══ Exercise data

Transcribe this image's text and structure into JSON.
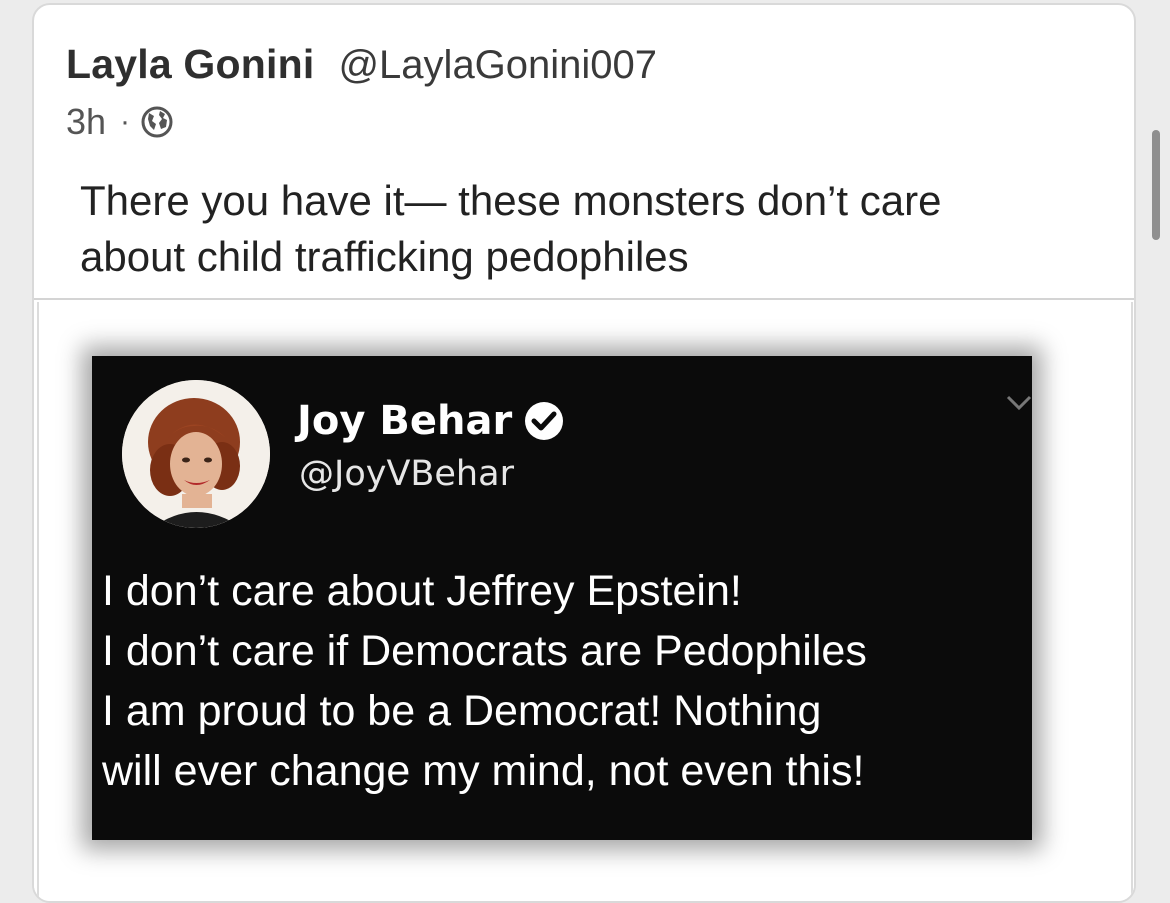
{
  "post": {
    "author_name": "Layla Gonini",
    "author_handle": "@LaylaGonini007",
    "timestamp": "3h",
    "separator": "·",
    "visibility_icon": "globe-icon",
    "text_lines": [
      "There you have it— these monsters don’t care",
      "about child trafficking pedophiles"
    ]
  },
  "attachment": {
    "tweet": {
      "name": "Joy Behar",
      "handle": "@JoyVBehar",
      "verified_icon": "verified-badge-icon",
      "menu_icon": "chevron-down-icon",
      "text_lines": [
        "I don’t care about Jeffrey Epstein!",
        "I don’t care if Democrats are Pedophiles",
        "I am proud to be a Democrat! Nothing",
        "will ever change my mind, not even this!"
      ]
    }
  },
  "colors": {
    "card_background": "#ffffff",
    "tweet_background": "#0b0b0b",
    "text_primary": "#222222"
  }
}
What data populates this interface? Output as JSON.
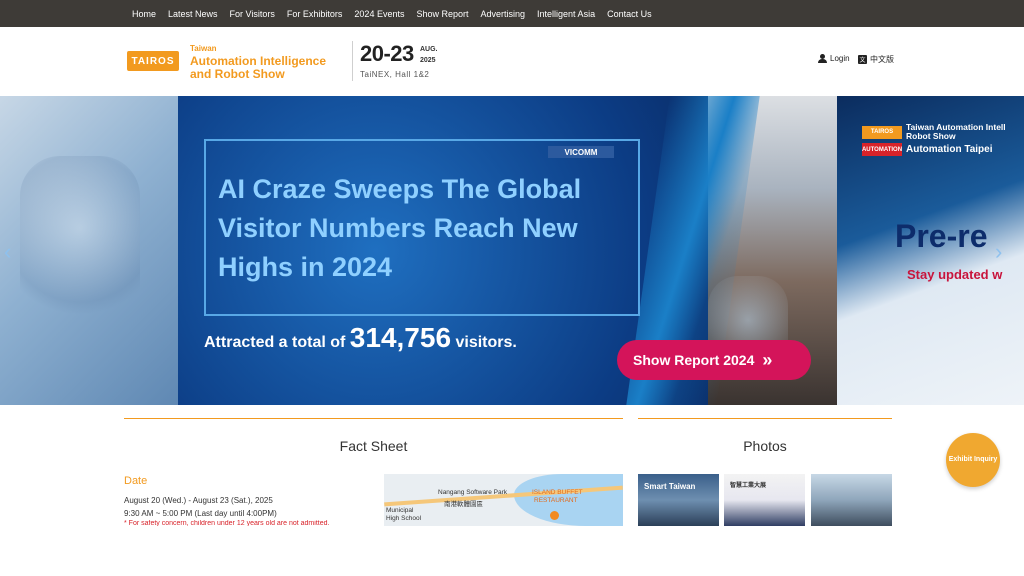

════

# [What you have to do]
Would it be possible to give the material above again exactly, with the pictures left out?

# [The completed task]
Transcribe this image's text and structure into JSON.
{
  "post": {
    "author_name": "Layla Gonini",
    "author_handle": "@LaylaGonini007",
    "timestamp": "3h",
    "separator": "·",
    "visibility_icon": "globe-icon",
    "text_lines": [
      "There you have it— these monsters don’t care",
      "about child trafficking pedophiles"
    ]
  },
  "attachment": {
    "tweet": {
      "name": "Joy Behar",
      "handle": "@JoyVBehar",
      "verified_icon": "verified-badge-icon",
      "menu_icon": "chevron-down-icon",
      "text_lines": [
        "I don’t care about Jeffrey Epstein!",
        "I don’t care if Democrats are Pedophiles",
        "I am proud to be a Democrat! Nothing",
        "will ever change my mind, not even this!"
      ]
    }
  },
  "colors": {
    "card_background": "#ffffff",
    "tweet_background": "#0b0b0b",
    "text_primary": "#222222"
  }
}
What data populates this interface? Output as JSON.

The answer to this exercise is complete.